We seek out stories that haven’t yet been told — or that need to be told in a different way. Mainstream outlets often cover funding rounds, for example, but rarely take the time to speak to the company’s founders or executives and share what the product actually does, what the industry impact could be, and what pain points it solves in the market. We do.
We also cover companies and individuals that are making an impact, but in a way that hasn’t been deemed “news-worthy” by mainstream media. We take pride in the fact that our team goes through every single pitch we receive, and we also seek out untold stories — the best of which often don’t have time to craft a pitch email.
Finally, we write high-level trend pieces about the Southern startup scene. For example, Atlanta is quickly becoming a top hub for high-growth female entrepreneurs. We delve into the “how” and “why” of these trends, as well as explain why it matters for our readers.
Who do you see as your biggest competitors?
We actually don’t have a competitor that encompasses all that we aim to do within our niche. We cover subjects that overlap with local mainstream media, as well as tech-focused media outlets, and of course our job board and events calendar compete with other such offerings. However, I have not identified any other comprehensive source of news, events, jobs, and resources for Southern startups that has the subscriber base or audience of Hypepotamus.
Why do you think the mainstream media aren’t covering these types of stories?
There are many reasons. Firstly, the difficulty of monetizing journalism in today’s world. Many outlets have to devote a good portion of resources to obtaining funding, whether that be from banner ads, sponsored content, subscriber models, etc. That limits their time and ability to expand coverage. We have seen multiple outlets that aim to do the same thing as us close because of this reason. We are extremely lucky to be a privately-funded organization that doesn’t have this issue.
Secondly, we are still battling a pervasive perception about the South — that there isn’t enough innovation or disruptive technology in the region to make it worth basing a reporter or a media outlet here. Luckily, this is changing. Nothing makes me happier than seeing TechCrunch, Forbes or Mashable pick up a company or story we’ve covered previously.
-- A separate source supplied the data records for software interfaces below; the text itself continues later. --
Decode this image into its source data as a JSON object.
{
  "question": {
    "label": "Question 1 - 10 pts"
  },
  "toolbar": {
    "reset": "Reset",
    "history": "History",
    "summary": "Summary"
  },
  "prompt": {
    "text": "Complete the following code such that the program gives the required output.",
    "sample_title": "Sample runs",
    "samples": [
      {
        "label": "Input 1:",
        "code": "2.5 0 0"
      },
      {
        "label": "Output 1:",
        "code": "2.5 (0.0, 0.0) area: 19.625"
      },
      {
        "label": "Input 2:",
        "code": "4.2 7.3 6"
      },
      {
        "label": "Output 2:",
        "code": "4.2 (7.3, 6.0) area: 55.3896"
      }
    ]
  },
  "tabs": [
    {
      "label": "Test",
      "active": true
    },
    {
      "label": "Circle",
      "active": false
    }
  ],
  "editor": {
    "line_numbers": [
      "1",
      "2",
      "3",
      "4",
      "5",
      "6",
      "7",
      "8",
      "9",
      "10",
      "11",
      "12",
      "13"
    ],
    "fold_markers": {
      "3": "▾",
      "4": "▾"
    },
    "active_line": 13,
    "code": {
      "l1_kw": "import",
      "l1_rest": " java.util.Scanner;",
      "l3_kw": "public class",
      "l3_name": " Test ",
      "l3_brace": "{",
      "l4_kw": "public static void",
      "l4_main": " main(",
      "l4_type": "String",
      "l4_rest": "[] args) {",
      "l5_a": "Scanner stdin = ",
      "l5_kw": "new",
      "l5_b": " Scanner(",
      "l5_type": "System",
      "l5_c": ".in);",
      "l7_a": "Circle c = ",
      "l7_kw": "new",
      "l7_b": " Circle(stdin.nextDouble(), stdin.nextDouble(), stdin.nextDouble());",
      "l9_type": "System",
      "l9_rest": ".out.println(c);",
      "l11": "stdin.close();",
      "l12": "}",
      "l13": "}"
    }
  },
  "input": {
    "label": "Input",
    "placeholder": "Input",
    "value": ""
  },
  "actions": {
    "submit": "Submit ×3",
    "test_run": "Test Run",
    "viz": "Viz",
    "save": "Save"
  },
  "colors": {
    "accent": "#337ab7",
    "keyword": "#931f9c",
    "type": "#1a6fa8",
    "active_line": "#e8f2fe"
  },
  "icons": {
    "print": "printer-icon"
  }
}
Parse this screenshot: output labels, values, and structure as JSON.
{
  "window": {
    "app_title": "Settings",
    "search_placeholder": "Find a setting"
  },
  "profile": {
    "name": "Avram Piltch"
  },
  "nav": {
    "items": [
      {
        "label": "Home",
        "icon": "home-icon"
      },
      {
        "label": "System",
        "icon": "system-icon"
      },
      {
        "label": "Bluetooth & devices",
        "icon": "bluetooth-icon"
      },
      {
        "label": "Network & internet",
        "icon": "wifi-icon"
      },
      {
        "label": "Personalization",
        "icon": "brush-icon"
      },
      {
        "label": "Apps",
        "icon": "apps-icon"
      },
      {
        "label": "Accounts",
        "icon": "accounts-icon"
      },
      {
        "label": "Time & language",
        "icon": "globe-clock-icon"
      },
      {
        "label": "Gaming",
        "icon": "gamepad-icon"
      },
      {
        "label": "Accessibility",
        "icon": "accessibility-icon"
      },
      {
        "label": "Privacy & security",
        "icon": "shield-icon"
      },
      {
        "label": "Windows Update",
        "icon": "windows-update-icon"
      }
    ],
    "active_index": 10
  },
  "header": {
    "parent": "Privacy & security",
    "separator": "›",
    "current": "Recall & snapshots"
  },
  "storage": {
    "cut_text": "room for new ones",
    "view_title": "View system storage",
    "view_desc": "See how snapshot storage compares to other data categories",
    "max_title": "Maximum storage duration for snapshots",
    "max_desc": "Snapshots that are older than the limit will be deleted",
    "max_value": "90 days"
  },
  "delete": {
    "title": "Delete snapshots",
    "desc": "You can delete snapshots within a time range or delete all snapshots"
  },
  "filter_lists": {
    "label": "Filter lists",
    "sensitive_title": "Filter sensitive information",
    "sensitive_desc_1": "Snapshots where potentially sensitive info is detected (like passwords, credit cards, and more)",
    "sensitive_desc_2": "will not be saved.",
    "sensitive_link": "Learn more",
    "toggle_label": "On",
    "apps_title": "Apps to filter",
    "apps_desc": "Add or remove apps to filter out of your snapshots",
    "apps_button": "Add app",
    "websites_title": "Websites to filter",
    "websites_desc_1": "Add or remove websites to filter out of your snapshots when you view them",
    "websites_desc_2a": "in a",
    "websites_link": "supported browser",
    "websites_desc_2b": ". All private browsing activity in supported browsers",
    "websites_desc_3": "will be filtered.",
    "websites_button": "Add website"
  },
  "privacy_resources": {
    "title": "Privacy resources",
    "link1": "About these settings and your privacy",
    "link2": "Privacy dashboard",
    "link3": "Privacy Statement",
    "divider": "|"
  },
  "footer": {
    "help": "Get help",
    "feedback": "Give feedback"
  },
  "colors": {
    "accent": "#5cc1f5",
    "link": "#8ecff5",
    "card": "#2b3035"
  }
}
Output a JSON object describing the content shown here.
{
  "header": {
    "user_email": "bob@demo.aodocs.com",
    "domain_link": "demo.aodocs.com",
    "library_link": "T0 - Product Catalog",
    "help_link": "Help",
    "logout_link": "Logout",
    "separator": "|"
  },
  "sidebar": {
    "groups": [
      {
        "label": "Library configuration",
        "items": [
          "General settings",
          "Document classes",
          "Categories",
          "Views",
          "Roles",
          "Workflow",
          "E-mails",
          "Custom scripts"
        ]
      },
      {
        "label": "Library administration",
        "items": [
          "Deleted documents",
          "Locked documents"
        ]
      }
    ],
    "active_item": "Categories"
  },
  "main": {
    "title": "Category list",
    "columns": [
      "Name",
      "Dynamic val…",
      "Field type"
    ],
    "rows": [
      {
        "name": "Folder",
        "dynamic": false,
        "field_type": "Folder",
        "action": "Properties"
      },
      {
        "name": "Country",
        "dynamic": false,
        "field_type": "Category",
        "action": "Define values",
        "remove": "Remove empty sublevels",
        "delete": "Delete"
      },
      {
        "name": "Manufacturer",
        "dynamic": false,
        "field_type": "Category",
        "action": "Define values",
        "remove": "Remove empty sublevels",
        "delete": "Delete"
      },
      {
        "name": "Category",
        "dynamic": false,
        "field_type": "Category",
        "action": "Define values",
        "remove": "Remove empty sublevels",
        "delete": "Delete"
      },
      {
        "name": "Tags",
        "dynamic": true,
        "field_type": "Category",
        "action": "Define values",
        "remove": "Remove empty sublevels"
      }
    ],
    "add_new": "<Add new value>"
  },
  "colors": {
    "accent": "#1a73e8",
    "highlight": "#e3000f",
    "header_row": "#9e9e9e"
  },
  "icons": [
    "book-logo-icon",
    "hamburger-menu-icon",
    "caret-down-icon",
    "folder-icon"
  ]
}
Are there types of stories that you’d like to cover but aren’t right now? What are they?
My biggest goal right now is expanding our reach geographically. While it’s definitely possible to cover stories outside of Georgia with our Atlanta-based core team, I have found that it’s often much more authentic, and the article better, when we have “boots on the ground” in local communities. We now have correspondents in Alabama, Tennessee and South Carolina, with the hopes to place more across the Southeast soon (so if you’re an interested writer, hit up my inbox!)
That being said, it’s impossible to place people in every corner of the region. Entrepreneurs are making moves in smaller communities as well; I just don’t have easy access to them. If you’re one of those people, I’d love to hear from you as well.
How many stories a day do you try to publish?
We don’t have a daily minimum or maximum, but strive for 12-15 stories weekly. We publish every day, Monday through Friday. Our email newsletter goes out twice a week, on Tuesdays and Thursdays.
How does the site generate revenue?
We are a privately-funded organization that exists to serve the community. We do not run banner ads or on-site advertising. That being said, we do have selective sponsored content partners that share our goal of empowering entrepreneurs.
How do you see the site expanding in the next five years?
I would love to have a roster of correspondents in every major Southeastern business hub. This would naturally allow us to publish more stories. I would like to include more regional events on our calendar, which right now largely consists of Atlanta tech and startup events (though I am 100 percent sure we are the most comprehensive calendar for such events in Atlanta, and probably in Georgia).
Other than that, I’m sticking with the philosophy that if it isn’t broken, we shouldn’t mess around too much.